—Publishers Weekly, starred review
Ghost Man on Second gives us grief and endurance, loss and joy, transmuted by the play of verse and imagination into poetry. Its thematic concerns deal with an absent father, suggested by the book’s title, the troubles and determination of a young mother alone, and how these conditions have affected their child. Dilemmas, hurts, yearnings, and elusive retrievals are magically changed by the poet’s sophisticated technical skill into living poems, works of art that invite reading and rereading. New forms, like the duplex, and old, like the sonnet sequence, offer us strong feeling and fresh wisdom and the remembered sense that these have always been what we expect from well-wrought poems. As the poet implies in one of her best, what is behind and above the artificial ceiling are forgotten depths of space and light. And the aim of our imaginary self wandering the world is eventually to make it home.
—Mark Jarman, author of Zeno’s Eternity

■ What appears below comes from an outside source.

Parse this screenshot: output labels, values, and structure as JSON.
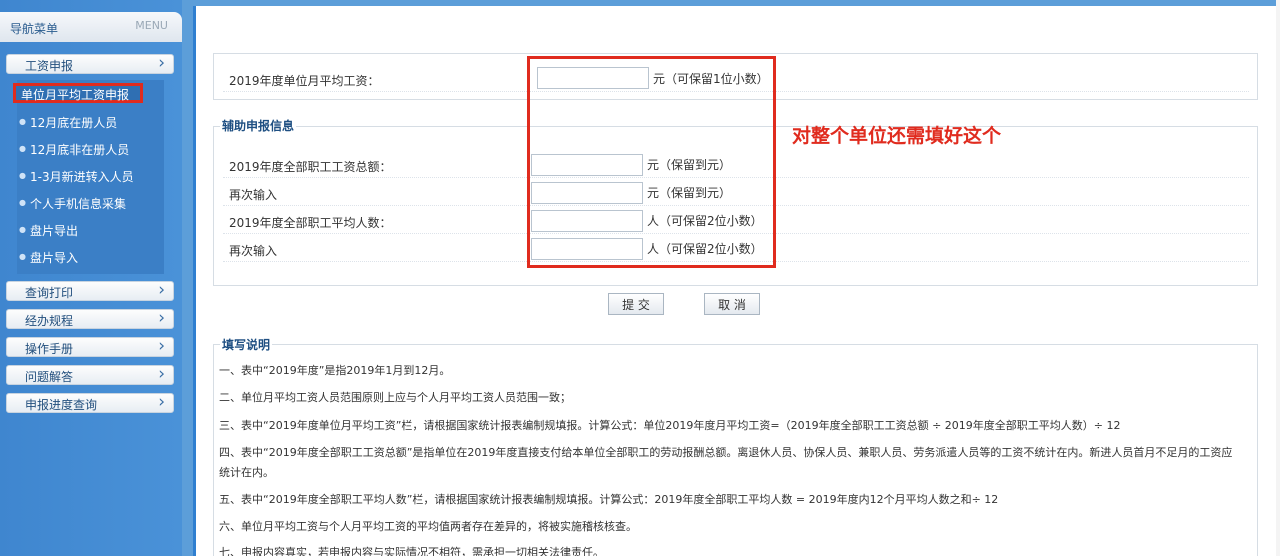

The speaker of the poems that compose Erica Reid’s Ghost Man on Second is well-acquainted with chaos and its antidote—“the diamond- / shaped cycle” of form, the capacity to tell the tale, to name, and poetry’s cradling music. The array of forms—from the Golden Shovel to the ghazal, the cat’s cradle sonnet to the sonnet crown that is situated in the belly of the book—is illuminative. One feels form’s necessity, the pressure of truth upon it. Each formal experiment provides a nest for the ghost, the angel, and the neglected child that haunt this book. Now and then, a rough upbringing and its consequent emptiness can incite a rare capacity for seeing and chronicling what is. “The trees’ white pulp is so thick on the trail / that my eyes first choose to believe / a rabbit’s warren has been ripped apart, / all that sacred belly fur scattered,” Reid writes, forever transforming the way I will see a cottonwood, a rabbit warren, and a poem. This is a book to re-read, and cherish.
—Diane Seuss, author of frank: sonnets